After three consecutive days of work, I decided to stay home from Maundy Thursday until Black Saturday to take a rest, reflect, read lots of ebooks and watch movies and Korean dramas. On Good Friday I felt I need to at least sacrifice, after all it’s lenten. I ate crackers, apples and cookies until Black Saturday.
Believe me I wanted to sleep all day if my eyes would only permit. But too much of something is not good so I did what I have been dying to do! I read the ebooks I purchased last February.
I didn’t know Colleen Hoover and Meg Cabot until I started reading last Friday and yesterday. I cried a bucket over Slammed. I broke my heart and fell in love with Hopeless. I laughed at Every Boy’s Got One and melt down on Boy Meets Girl.
Slammed. I didn’t know what the word meant when I opened the book. I realized as I witness the lives of Lake and Will in the pages that slammed is all about poetry reading, something relative to rapping not just reading, more like a declamation but it is a poem. I expected a teenage romance when Colleen presented the main characters: Will and Lake. It was pretty cute in the beginning and I thought the main conflict of the story was the relationship problem of a student and a teacher. I was losing interest until tha spotlight turned on Julia and Ken, mother and brother of Lake. Adding the background of Eddie, Lake’s bestfriend, made the story more interesting. Eddie’s life can be a separate book from Slammed, a foster child who have been to several families. Colleen can actually milk it. Anyway, after all the prejudging, I found out Slammed is more than a romantic novel. It is about life, family, values and death and life after losing your loved ones. Julia Cohen is a great inspiration and so is Will and Lake and the lives they lead after the death of their parents. Being young parents themselves and giving up their dreams to take care of their brothers is the most altruistic of all deeds.
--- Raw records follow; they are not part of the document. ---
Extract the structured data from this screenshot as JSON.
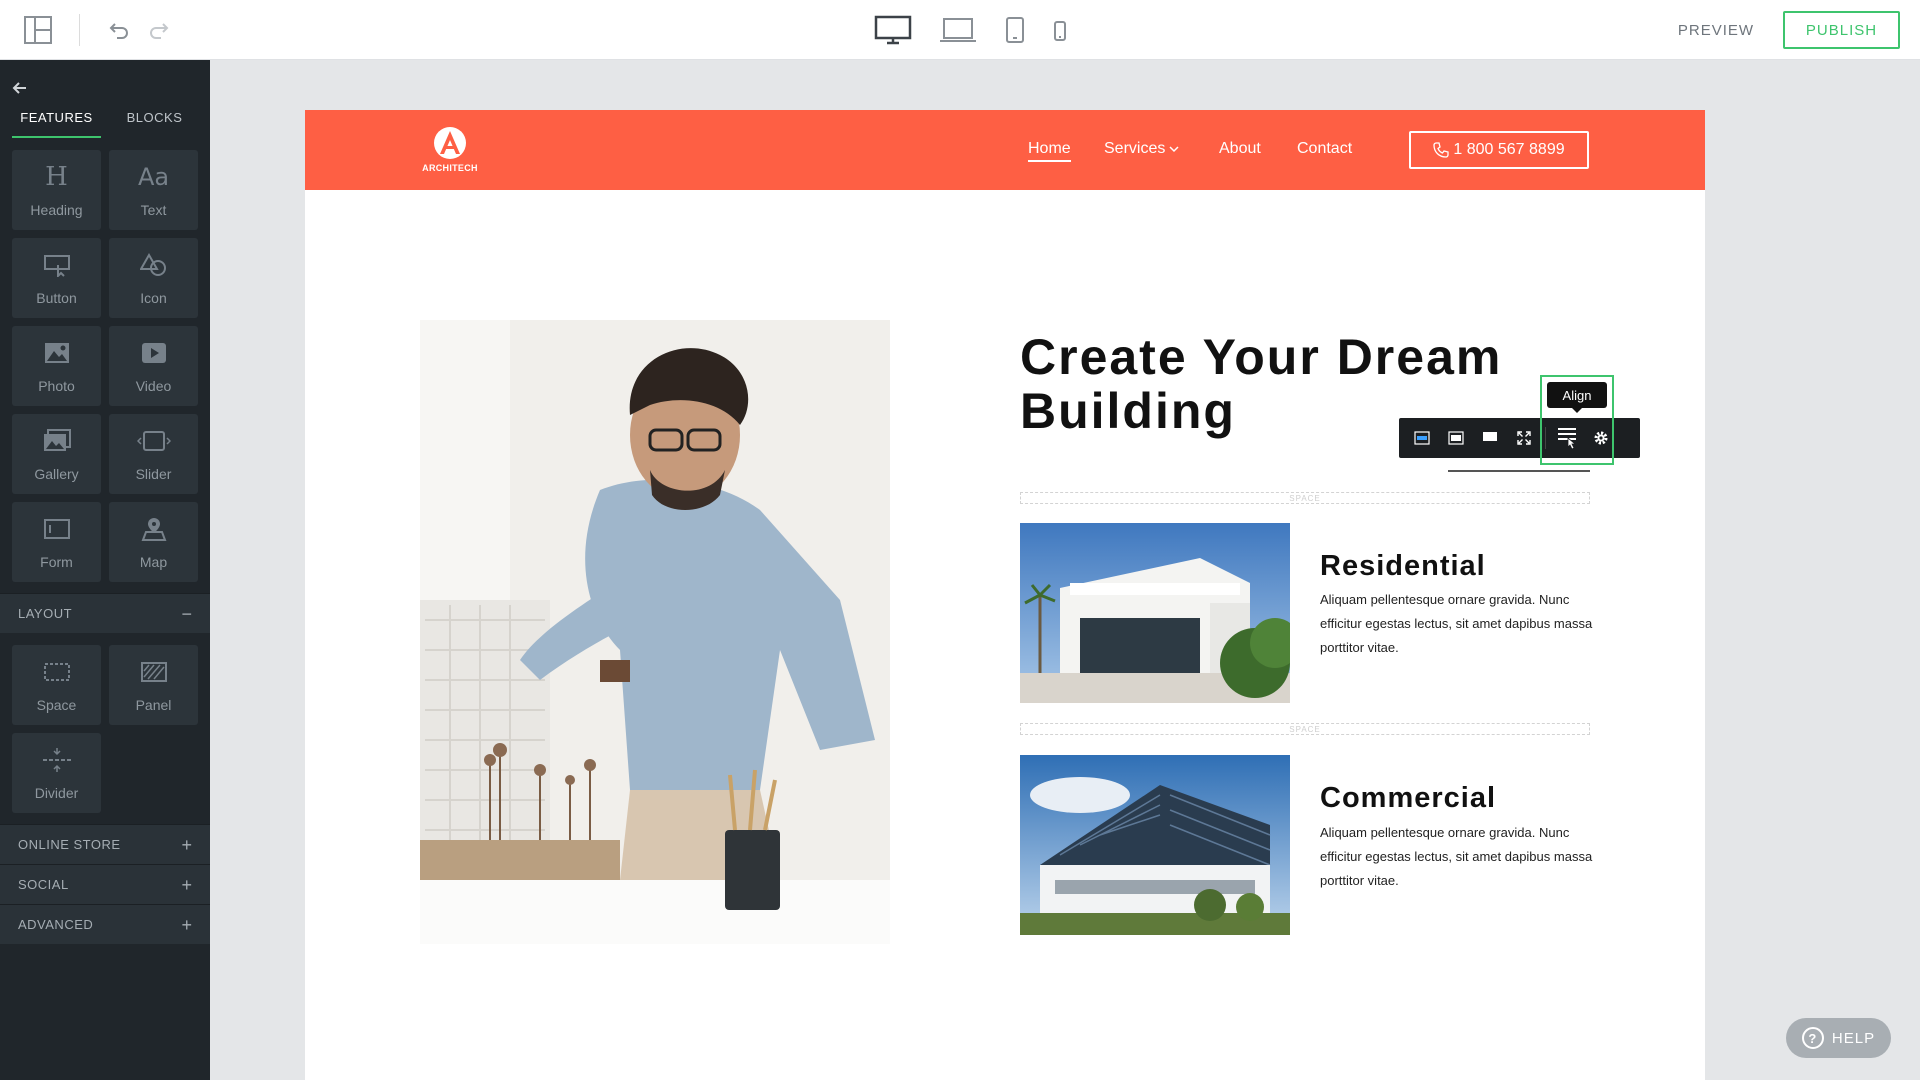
{
  "topbar": {
    "layout_icon": "layout-panels-icon",
    "undo_icon": "undo-icon",
    "redo_icon": "redo-icon",
    "devices": [
      "desktop-icon",
      "laptop-icon",
      "tablet-icon",
      "mobile-icon"
    ],
    "preview_label": "PREVIEW",
    "publish_label": "PUBLISH",
    "accent_color": "#3ec46d"
  },
  "sidebar": {
    "tabs": [
      {
        "label": "FEATURES",
        "active": true
      },
      {
        "label": "BLOCKS",
        "active": false
      }
    ],
    "features": [
      {
        "label": "Heading",
        "icon": "heading-icon"
      },
      {
        "label": "Text",
        "icon": "text-icon"
      },
      {
        "label": "Button",
        "icon": "button-icon"
      },
      {
        "label": "Icon",
        "icon": "shapes-icon"
      },
      {
        "label": "Photo",
        "icon": "photo-icon"
      },
      {
        "label": "Video",
        "icon": "video-icon"
      },
      {
        "label": "Gallery",
        "icon": "gallery-icon"
      },
      {
        "label": "Slider",
        "icon": "slider-icon"
      },
      {
        "label": "Form",
        "icon": "form-icon"
      },
      {
        "label": "Map",
        "icon": "map-icon"
      }
    ],
    "layout_section": {
      "label": "LAYOUT",
      "toggle": "−"
    },
    "layout_items": [
      {
        "label": "Space",
        "icon": "space-icon"
      },
      {
        "label": "Panel",
        "icon": "panel-icon"
      },
      {
        "label": "Divider",
        "icon": "divider-icon"
      }
    ],
    "sections": [
      {
        "label": "ONLINE STORE",
        "toggle": "+"
      },
      {
        "label": "SOCIAL",
        "toggle": "+"
      },
      {
        "label": "ADVANCED",
        "toggle": "+"
      }
    ]
  },
  "site": {
    "brand_color": "#fe5f44",
    "logo_text": "ARCHITECH",
    "nav": {
      "home": "Home",
      "services": "Services",
      "about": "About",
      "contact": "Contact",
      "phone": "1 800 567 8899"
    },
    "headline": "Create Your Dream Building",
    "space_label": "SPACE",
    "cards": [
      {
        "title": "Residential",
        "text": "Aliquam pellentesque ornare gravida. Nunc efficitur egestas lectus, sit amet dapibus massa porttitor vitae."
      },
      {
        "title": "Commercial",
        "text": "Aliquam pellentesque ornare gravida. Nunc efficitur egestas lectus, sit amet dapibus massa porttitor vitae."
      }
    ]
  },
  "element_toolbar": {
    "tooltip": "Align",
    "buttons": [
      "width-small-icon",
      "width-medium-icon",
      "width-large-icon",
      "fullscreen-icon",
      "align-icon",
      "settings-gear-icon"
    ]
  },
  "help": {
    "label": "HELP"
  }
}
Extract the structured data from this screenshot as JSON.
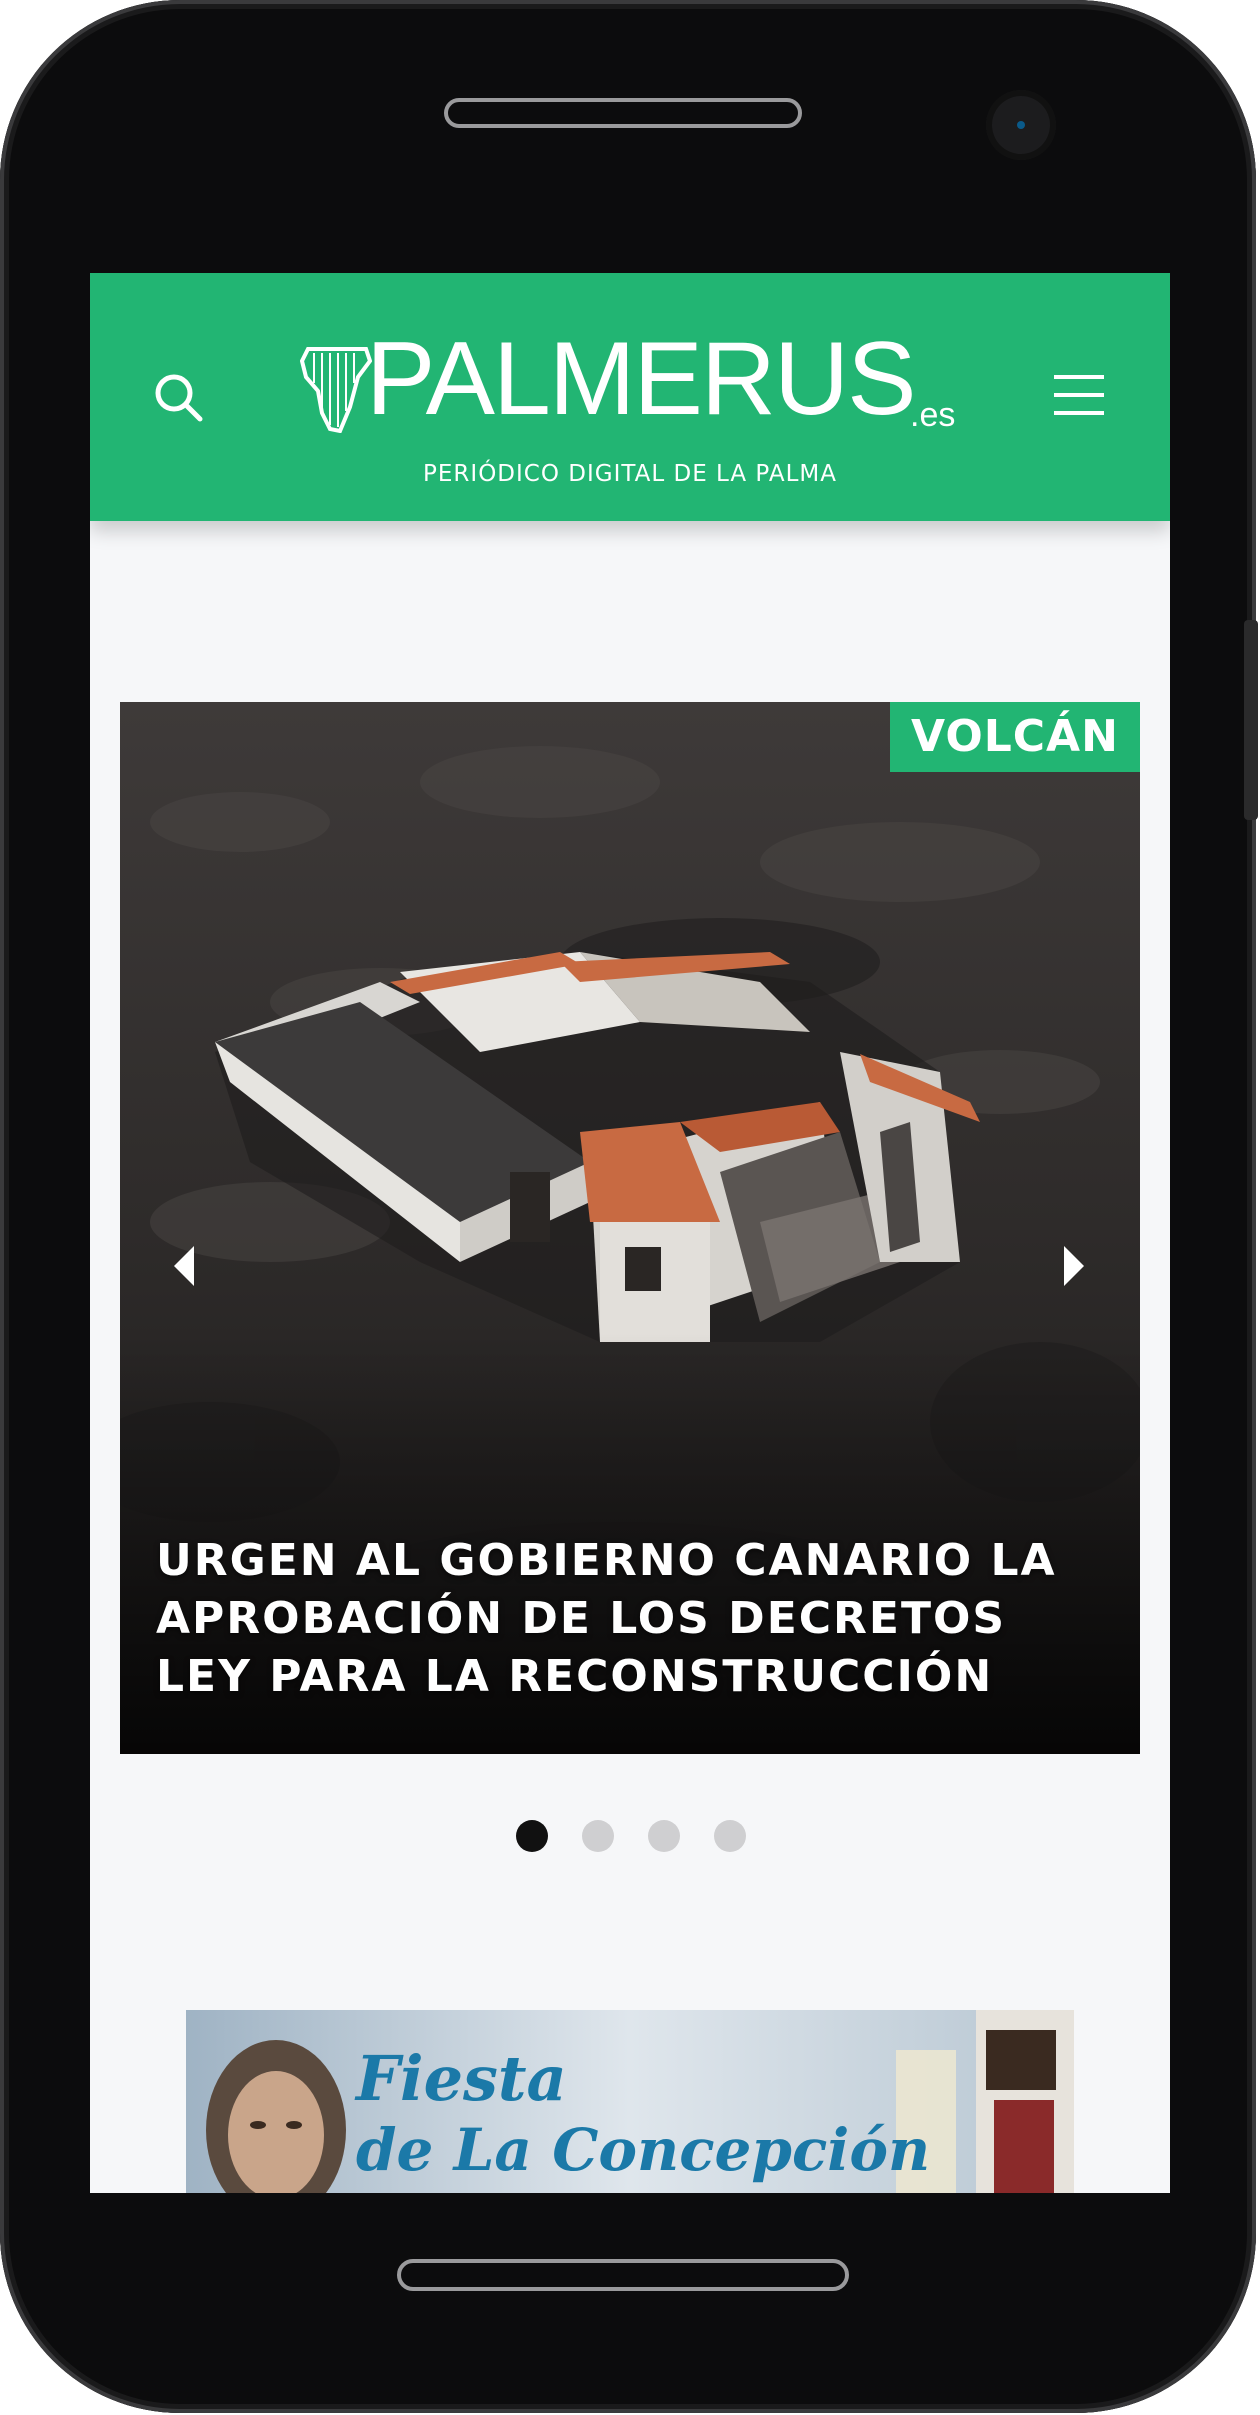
{
  "header": {
    "logo_text": "PALMERUS",
    "logo_suffix": ".es",
    "tagline": "PERIÓDICO DIGITAL DE LA PALMA"
  },
  "slider": {
    "category": "VOLCÁN",
    "headline": "URGEN AL GOBIERNO CANARIO LA APROBACIÓN DE LOS DECRETOS LEY PARA LA RECONSTRUCCIÓN",
    "dots_count": 4,
    "active_dot": 1
  },
  "ad": {
    "line1": "Fiesta",
    "line2": "de La Concepción"
  },
  "colors": {
    "brand_green": "#22b573",
    "page_bg": "#f6f7f9",
    "phone_frame": "#0c0c0d"
  },
  "icons": [
    "search-icon",
    "hamburger-menu-icon",
    "la-palma-map-icon",
    "chevron-left-icon",
    "chevron-right-icon"
  ]
}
Hopeless was pretty awesome too. The story started from a mutual attraction between a very shy girl and a problematic boy. Later on the book, you’ll realize why they have a certain connection even on their first meeting. Turned out they both have a past and their lives were closely related when they were younger. I like how the whole love story turned into resolving the mysteries in Sky’s childhood and past. It’s inspiring beyond words. Considering all the heartaches and pains both characters went through, they stood up together and faced their lives stronger than before. The lesson on this one: Life goes on no matter how tragic and painful your past is. You draw strength from all of these experiences to move on.
Meg Cabot’s books surprisingly are more focused on 30 something single women, all looking for a happy ending. Well, I found them all funny. Maybe because I can see myself in some of those characters, my dillema as they say.
Every Boy’s Got One. This is so hilarious! The constant fight of Jane Harris and Cal Langson were written with absolute wit. I was laughing from start to end. Of course, it did get cheesy on the end when both admitted they fell in love with each other. It was written in a diary and email messages which looked quite mess up in the beginning but ulimately became bearable as you on reading. Same with The Boy Next Door. Although these stories weren’t so touching or meaningful, they certainly entertain. Better than nothing.
By Easter Sunday, I was so hooked on books that I had to drag myself out of the house. I visited my parents and had a decent meal. It was time to be back to normal. My fasting and reflection days are over. Hahaha!